Their distinctive Banh Mi's were magical. They came complete with a spicy tofu 'pate' spread, soy-based imitation meats perfectly resembling the regular mystery products in both taste and texture, and the usual suspects (stalks of coriander, translucent daikon radish strips, carrots, and cucumber slices). It was the first time in six months that I have actually been pleasantly full after a street sandwich.
Gavin's quick and dirty highlight was a Chinese-style Wonton Soup spot called Khu Hung he found on the same block at 129 Phan Dinh Phung.
The soup was meaty and flavorful with delicate nebular dumplings floating in an inviting broth. Paper-thin slices of barbecued pork and stalks of greenery joined in the revelry. Truly difficult to not break a sweat after throwing in liberal quantities of hot chili paste and washing it all down with hot green tea.
On our first afternoon in town, we enjoyed two slices of fresh, piping-hot carrot cake at expat-owned and operated V Cafe (1/1 Bu Thi Xuan). I paired my cake with a few glasses of Da Lat wine, while Gavin stuck to La Rue beer. We enjoyed the friendly atmosphere so much that afternoon that we returned to V Cafe later that night for more drinks and live music.
Bo La Lot (tender, rare beef wrapped in wild betel leaf) was a definite highlight of our dinner at local favorite Long Hoa (3 Thang 2 quite near the central market). While Gavin attacked his current favorite finger-food, I stuck with my simple stand-by in Vietnam - stir fried veggies and fried garlic rice. White linens, a fanciful bar, and dirty French cartoons adorning the hallways made this place feel distinctly Occidental, but all of our dishes were prepared well and the staff was friendly and informed.

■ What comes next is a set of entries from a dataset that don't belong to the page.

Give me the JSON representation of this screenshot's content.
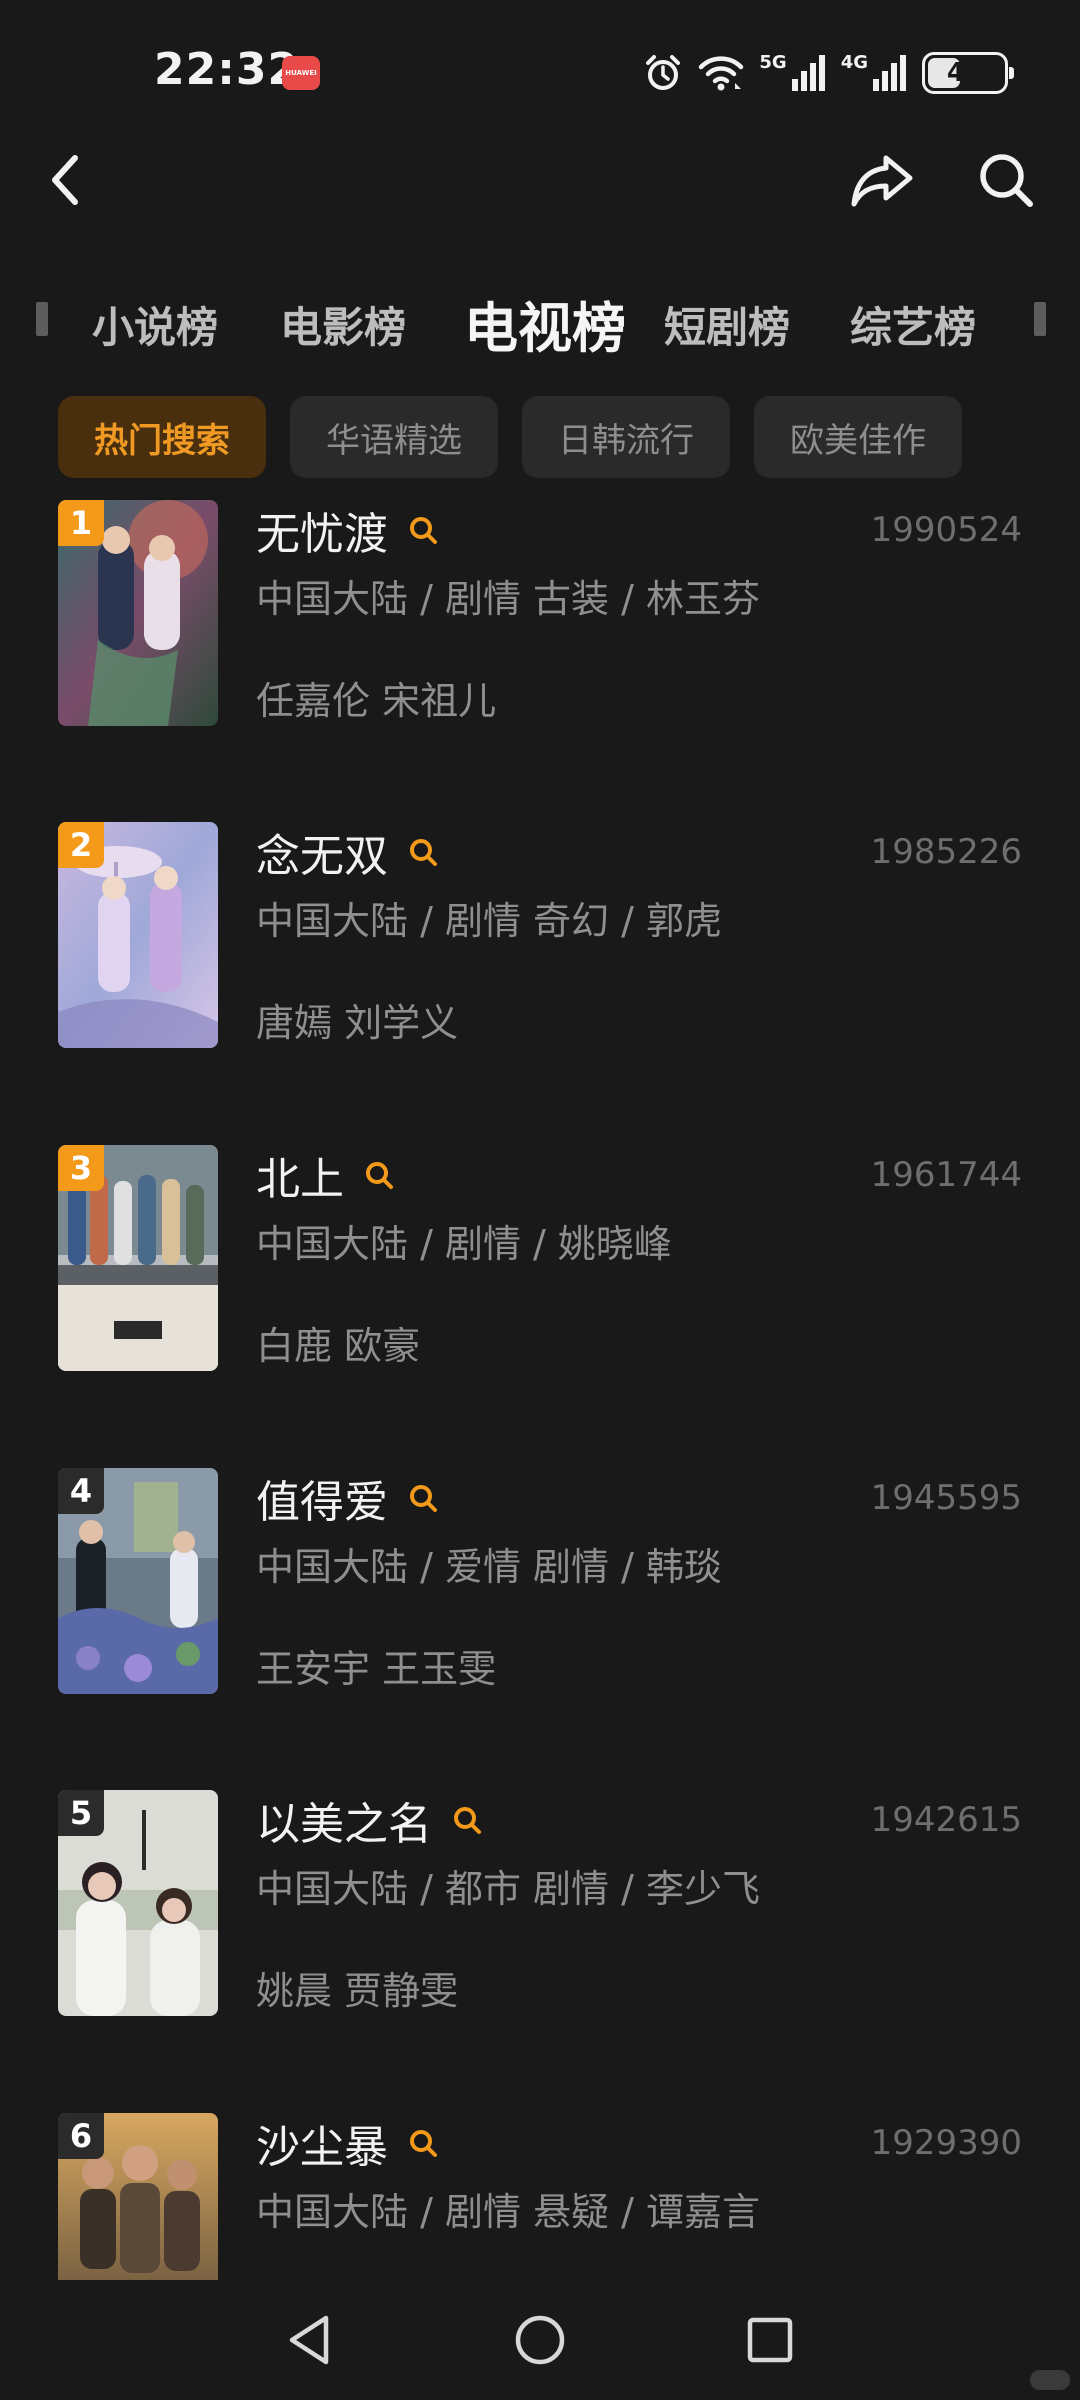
{
  "status_bar": {
    "time": "22:32",
    "brand_badge": "HUAWEI",
    "network_5g": "5G",
    "network_4g": "4G",
    "battery": "43",
    "battery_level": 0.43
  },
  "top_nav": {
    "back_icon": "chevron-left-icon",
    "share_icon": "share-icon",
    "search_icon": "search-icon"
  },
  "category_tabs": [
    {
      "label": "小说榜",
      "active": false
    },
    {
      "label": "电影榜",
      "active": false
    },
    {
      "label": "电视榜",
      "active": true
    },
    {
      "label": "短剧榜",
      "active": false
    },
    {
      "label": "综艺榜",
      "active": false
    }
  ],
  "sub_tabs": [
    {
      "label": "热门搜索",
      "active": true
    },
    {
      "label": "华语精选",
      "active": false
    },
    {
      "label": "日韩流行",
      "active": false
    },
    {
      "label": "欧美佳作",
      "active": false
    }
  ],
  "list": [
    {
      "rank": "1",
      "title": "无忧渡",
      "heat": "1990524",
      "meta": "中国大陆 / 剧情 古装 / 林玉芬",
      "cast": "任嘉伦 宋祖儿"
    },
    {
      "rank": "2",
      "title": "念无双",
      "heat": "1985226",
      "meta": "中国大陆 / 剧情 奇幻 / 郭虎",
      "cast": "唐嫣 刘学义"
    },
    {
      "rank": "3",
      "title": "北上",
      "heat": "1961744",
      "meta": "中国大陆 / 剧情 / 姚晓峰",
      "cast": "白鹿 欧豪"
    },
    {
      "rank": "4",
      "title": "值得爱",
      "heat": "1945595",
      "meta": "中国大陆 / 爱情 剧情 / 韩琰",
      "cast": "王安宇 王玉雯"
    },
    {
      "rank": "5",
      "title": "以美之名",
      "heat": "1942615",
      "meta": "中国大陆 / 都市 剧情 / 李少飞",
      "cast": "姚晨 贾静雯"
    },
    {
      "rank": "6",
      "title": "沙尘暴",
      "heat": "1929390",
      "meta": "中国大陆 / 剧情 悬疑 / 谭嘉言",
      "cast": ""
    }
  ],
  "colors": {
    "background": "#191919",
    "accent": "#f39a1b",
    "active_chip_bg": "#4a2f0e",
    "muted_text": "#8f8f8f"
  },
  "system_nav": {
    "back": "triangle-back-icon",
    "home": "circle-home-icon",
    "recent": "square-recent-icon"
  }
}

We also enjoyed a couple of great meals at family-owned Da Quy (Wild Sunflower) on 49 Truong Cong Dinh. Fresh vegetarian spring rolls stuffed with fried tofu and veggies, something I make often at home but have never actually seen on a menu, whetted my appetite on both occasions. Their stir-fried vegetables with tofu and Chinese-style sweet & sour catfish were excellent as well.

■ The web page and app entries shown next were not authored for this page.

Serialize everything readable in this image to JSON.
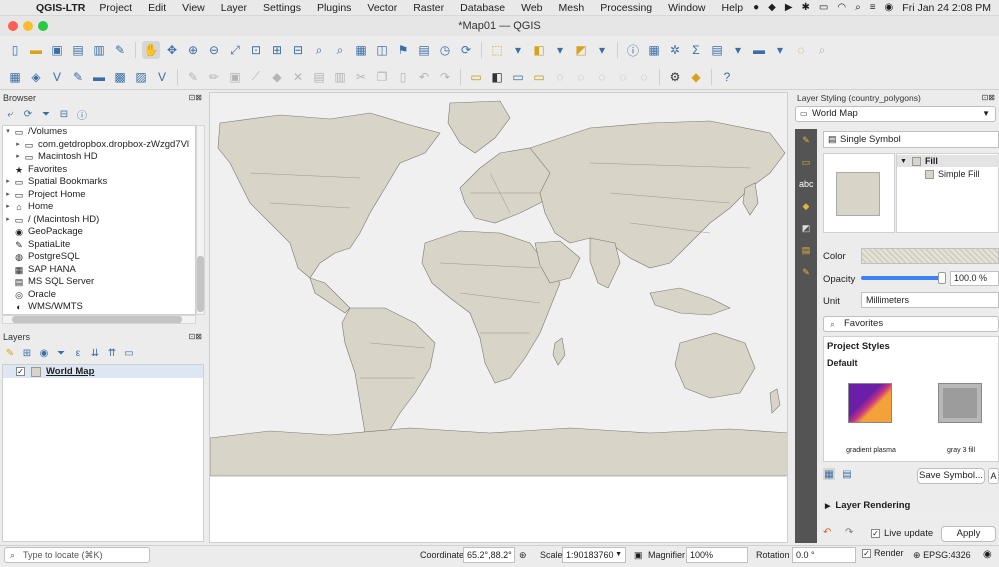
{
  "menubar": {
    "app_name": "QGIS-LTR",
    "items": [
      "Project",
      "Edit",
      "View",
      "Layer",
      "Settings",
      "Plugins",
      "Vector",
      "Raster",
      "Database",
      "Web",
      "Mesh",
      "Processing",
      "Window",
      "Help"
    ],
    "datetime": "Fri Jan 24  2:08 PM"
  },
  "window": {
    "title": "*Map01 — QGIS"
  },
  "browser": {
    "title": "Browser",
    "items": [
      {
        "label": "/Volumes",
        "level": 0,
        "arrow": "▾",
        "icon": "▭"
      },
      {
        "label": "com.getdropbox.dropbox-zWzgd7Vl",
        "level": 1,
        "arrow": "▸",
        "icon": "▭"
      },
      {
        "label": "Macintosh HD",
        "level": 1,
        "arrow": "▸",
        "icon": "▭"
      },
      {
        "label": "Favorites",
        "level": 0,
        "arrow": "",
        "icon": "★"
      },
      {
        "label": "Spatial Bookmarks",
        "level": 0,
        "arrow": "▸",
        "icon": "▭"
      },
      {
        "label": "Project Home",
        "level": 0,
        "arrow": "▸",
        "icon": "▭"
      },
      {
        "label": "Home",
        "level": 0,
        "arrow": "▸",
        "icon": "⌂"
      },
      {
        "label": "/ (Macintosh HD)",
        "level": 0,
        "arrow": "▸",
        "icon": "▭"
      },
      {
        "label": "GeoPackage",
        "level": 0,
        "arrow": "",
        "icon": "◉"
      },
      {
        "label": "SpatiaLite",
        "level": 0,
        "arrow": "",
        "icon": "✎"
      },
      {
        "label": "PostgreSQL",
        "level": 0,
        "arrow": "",
        "icon": "◍"
      },
      {
        "label": "SAP HANA",
        "level": 0,
        "arrow": "",
        "icon": "▦"
      },
      {
        "label": "MS SQL Server",
        "level": 0,
        "arrow": "",
        "icon": "▤"
      },
      {
        "label": "Oracle",
        "level": 0,
        "arrow": "",
        "icon": "◎"
      },
      {
        "label": "WMS/WMTS",
        "level": 0,
        "arrow": "",
        "icon": "◐"
      }
    ]
  },
  "layers_panel": {
    "title": "Layers",
    "layers": [
      {
        "name": "World Map",
        "checked": true
      }
    ]
  },
  "style_panel": {
    "title": "Layer Styling (country_polygons)",
    "layer_selected": "World Map",
    "renderer": "Single Symbol",
    "symbol_tree": {
      "root": "Fill",
      "child": "Simple Fill"
    },
    "color_label": "Color",
    "fill_color": "#d8d4c7",
    "opacity_label": "Opacity",
    "opacity_value": "100.0 %",
    "opacity_fraction": 1.0,
    "unit_label": "Unit",
    "unit_value": "Millimeters",
    "favorites_search": "Favorites",
    "project_styles": "Project Styles",
    "default_label": "Default",
    "styles": [
      {
        "name": "gradient  plasma",
        "icon": "gradient-swatch"
      },
      {
        "name": "gray 3 fill",
        "icon": "gray-swatch"
      }
    ],
    "save_symbol": "Save Symbol...",
    "advanced": "A",
    "layer_rendering": "Layer Rendering",
    "live_update": "Live update",
    "apply": "Apply"
  },
  "statusbar": {
    "locator_placeholder": "Type to locate (⌘K)",
    "coordinate_label": "Coordinate",
    "coordinate_value": "65.2°,88.2°",
    "scale_label": "Scale",
    "scale_value": "1:90183760",
    "magnifier_label": "Magnifier",
    "magnifier_value": "100%",
    "rotation_label": "Rotation",
    "rotation_value": "0.0 °",
    "render_label": "Render",
    "crs": "EPSG:4326"
  },
  "colors": {
    "land": "#d8d4c7",
    "ocean": "#f0f0f0",
    "accent": "#3b82f6"
  }
}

A complete list of Da Lat restaurants we recommend can be found in The Directory.